Alessandro Maria Ferreri, chief executive officer and owner of The Style Gate consulting firm, was of the same mind. “Seasons don’t correspond to the use of the customer nor to the climate. The existing business models date back to the Fifties, when U.S. department stores needed new collections after Thanksgiving and Black Friday and then in the Eighties, catering to the likes of Isetan or Takashimaya in Japan, buyers wanted new clothes after Golden Week and the cherry blossom.”
Now, companies have been looking at other markets, such as China; the power of some of the biggest American department stores has waned while that of the online channel has been growing, and brands increasingly operate their own stores worldwide, so that customers can buy whatever and whenever they want. The system before “was toxic,” said Ferreri, “so we can take advantage of this moment to change it and be in sync with the seasons,” foregoing discounts, “which ruin the collections.”
“In an ideal world,” he said, “a brand should be able to split the calendar and deliver collections every two or three months, we could name them one, two, three and so on,” he said with a chuckle, downplaying the importance of naming them. “This way, they would never be old and they would never be discounted. Clearly they would need to be sold six months ahead so that producers have time to manufacture them and buyers can allocate their budgets.”
Ferreri observed that designers are fighting their battles, also depending on the size of their business, but they share the need to be creative. Michele can call the collections whatever he wishes, but the commercial side will continue as it is, contended Ferreri. But the designer needs to have the time to be creative, just as a writer wants to take the time to write his book. “Just as a Picasso painting is not thrown away because it’s old, why should a fashion design be discarded after one or two seasons?

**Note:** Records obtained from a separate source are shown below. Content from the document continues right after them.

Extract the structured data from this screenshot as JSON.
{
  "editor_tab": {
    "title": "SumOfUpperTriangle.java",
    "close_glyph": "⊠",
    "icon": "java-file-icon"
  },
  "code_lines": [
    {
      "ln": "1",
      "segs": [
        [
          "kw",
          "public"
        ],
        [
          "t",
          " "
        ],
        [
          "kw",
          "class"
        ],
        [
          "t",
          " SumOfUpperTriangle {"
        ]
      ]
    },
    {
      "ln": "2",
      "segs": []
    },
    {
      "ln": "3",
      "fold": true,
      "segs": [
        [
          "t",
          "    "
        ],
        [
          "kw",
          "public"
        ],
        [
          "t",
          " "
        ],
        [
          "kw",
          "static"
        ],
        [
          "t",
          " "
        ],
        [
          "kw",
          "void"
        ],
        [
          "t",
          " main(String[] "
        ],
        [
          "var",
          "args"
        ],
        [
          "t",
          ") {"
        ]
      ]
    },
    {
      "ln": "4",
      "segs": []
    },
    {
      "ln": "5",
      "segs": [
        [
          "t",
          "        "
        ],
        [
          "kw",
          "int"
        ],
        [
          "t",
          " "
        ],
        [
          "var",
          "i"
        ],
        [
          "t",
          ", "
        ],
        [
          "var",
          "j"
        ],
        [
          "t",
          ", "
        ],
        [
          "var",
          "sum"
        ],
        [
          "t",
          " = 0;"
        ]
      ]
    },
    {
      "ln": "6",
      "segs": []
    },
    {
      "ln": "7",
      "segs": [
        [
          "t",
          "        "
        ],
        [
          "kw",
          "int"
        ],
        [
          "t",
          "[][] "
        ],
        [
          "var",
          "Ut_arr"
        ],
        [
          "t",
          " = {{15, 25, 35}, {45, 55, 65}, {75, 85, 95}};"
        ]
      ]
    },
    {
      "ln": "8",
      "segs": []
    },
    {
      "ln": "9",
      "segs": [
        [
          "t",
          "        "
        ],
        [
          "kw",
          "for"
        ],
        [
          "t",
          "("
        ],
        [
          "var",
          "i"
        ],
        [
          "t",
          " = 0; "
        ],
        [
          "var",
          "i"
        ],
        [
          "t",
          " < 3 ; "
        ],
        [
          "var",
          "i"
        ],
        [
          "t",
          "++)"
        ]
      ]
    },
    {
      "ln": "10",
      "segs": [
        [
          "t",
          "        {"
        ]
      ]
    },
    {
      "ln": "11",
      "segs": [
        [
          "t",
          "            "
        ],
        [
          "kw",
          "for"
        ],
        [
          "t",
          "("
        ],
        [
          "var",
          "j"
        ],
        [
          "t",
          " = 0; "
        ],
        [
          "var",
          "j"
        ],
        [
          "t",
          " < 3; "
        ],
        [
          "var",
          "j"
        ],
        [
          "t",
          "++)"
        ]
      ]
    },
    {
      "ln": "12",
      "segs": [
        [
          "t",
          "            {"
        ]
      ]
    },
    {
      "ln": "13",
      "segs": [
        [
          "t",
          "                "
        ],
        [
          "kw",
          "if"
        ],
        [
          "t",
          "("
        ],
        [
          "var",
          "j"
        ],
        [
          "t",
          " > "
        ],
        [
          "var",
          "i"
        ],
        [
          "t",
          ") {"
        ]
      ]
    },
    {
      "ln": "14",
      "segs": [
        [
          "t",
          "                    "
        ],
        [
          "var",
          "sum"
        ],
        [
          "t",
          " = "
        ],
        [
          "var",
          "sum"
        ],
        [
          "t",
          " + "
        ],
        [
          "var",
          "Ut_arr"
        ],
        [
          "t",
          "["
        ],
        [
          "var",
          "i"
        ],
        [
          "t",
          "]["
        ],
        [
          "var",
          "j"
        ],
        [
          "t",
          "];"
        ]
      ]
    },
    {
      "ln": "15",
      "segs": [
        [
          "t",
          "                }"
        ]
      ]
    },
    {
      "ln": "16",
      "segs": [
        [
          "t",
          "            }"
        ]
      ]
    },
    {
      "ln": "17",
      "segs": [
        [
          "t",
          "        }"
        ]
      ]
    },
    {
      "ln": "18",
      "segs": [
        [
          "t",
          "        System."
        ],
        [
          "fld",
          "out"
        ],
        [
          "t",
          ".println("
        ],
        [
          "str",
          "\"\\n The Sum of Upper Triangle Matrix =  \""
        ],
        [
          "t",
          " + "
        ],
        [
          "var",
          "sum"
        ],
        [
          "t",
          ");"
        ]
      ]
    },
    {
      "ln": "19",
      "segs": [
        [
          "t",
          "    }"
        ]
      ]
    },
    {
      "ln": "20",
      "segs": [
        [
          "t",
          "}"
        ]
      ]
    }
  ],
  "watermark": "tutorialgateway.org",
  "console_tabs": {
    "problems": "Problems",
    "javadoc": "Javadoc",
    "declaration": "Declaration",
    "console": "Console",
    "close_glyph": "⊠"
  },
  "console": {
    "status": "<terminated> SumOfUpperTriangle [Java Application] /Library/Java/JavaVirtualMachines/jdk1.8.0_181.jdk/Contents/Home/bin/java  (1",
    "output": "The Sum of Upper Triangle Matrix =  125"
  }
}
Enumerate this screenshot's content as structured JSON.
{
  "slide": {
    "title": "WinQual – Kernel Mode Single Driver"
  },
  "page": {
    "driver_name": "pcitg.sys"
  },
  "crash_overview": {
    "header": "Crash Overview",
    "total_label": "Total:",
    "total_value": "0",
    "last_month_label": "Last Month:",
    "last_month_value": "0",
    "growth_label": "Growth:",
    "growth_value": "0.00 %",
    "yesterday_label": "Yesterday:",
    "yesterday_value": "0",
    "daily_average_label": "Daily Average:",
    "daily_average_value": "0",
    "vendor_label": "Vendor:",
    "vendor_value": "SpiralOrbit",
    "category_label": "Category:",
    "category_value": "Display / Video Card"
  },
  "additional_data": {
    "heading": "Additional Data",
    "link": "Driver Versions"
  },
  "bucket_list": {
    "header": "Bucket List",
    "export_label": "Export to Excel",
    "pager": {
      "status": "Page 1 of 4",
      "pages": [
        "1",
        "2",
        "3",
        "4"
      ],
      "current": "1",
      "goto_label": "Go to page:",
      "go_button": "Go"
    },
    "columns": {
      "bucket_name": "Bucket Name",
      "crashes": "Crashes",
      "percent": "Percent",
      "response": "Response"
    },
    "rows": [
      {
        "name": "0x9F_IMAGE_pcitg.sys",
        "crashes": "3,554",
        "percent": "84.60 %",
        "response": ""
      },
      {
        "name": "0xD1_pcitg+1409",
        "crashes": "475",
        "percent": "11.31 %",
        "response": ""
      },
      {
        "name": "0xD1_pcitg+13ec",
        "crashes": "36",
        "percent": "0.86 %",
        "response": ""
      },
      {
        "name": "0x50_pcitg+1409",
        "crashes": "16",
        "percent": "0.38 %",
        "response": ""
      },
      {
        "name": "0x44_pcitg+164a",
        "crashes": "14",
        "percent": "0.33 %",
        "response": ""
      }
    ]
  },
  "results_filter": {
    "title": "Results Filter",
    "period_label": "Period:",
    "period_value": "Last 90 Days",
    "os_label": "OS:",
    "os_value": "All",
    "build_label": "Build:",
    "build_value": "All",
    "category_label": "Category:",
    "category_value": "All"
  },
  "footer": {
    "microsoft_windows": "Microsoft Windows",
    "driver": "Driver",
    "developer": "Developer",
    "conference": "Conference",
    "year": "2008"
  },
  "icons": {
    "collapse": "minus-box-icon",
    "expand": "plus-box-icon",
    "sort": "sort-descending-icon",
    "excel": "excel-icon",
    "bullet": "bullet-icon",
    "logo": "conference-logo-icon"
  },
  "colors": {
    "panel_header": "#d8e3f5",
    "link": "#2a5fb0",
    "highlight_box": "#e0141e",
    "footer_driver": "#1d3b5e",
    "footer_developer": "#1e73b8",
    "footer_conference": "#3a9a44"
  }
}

The product is an expression of the creative soul, just as it is for an artist.”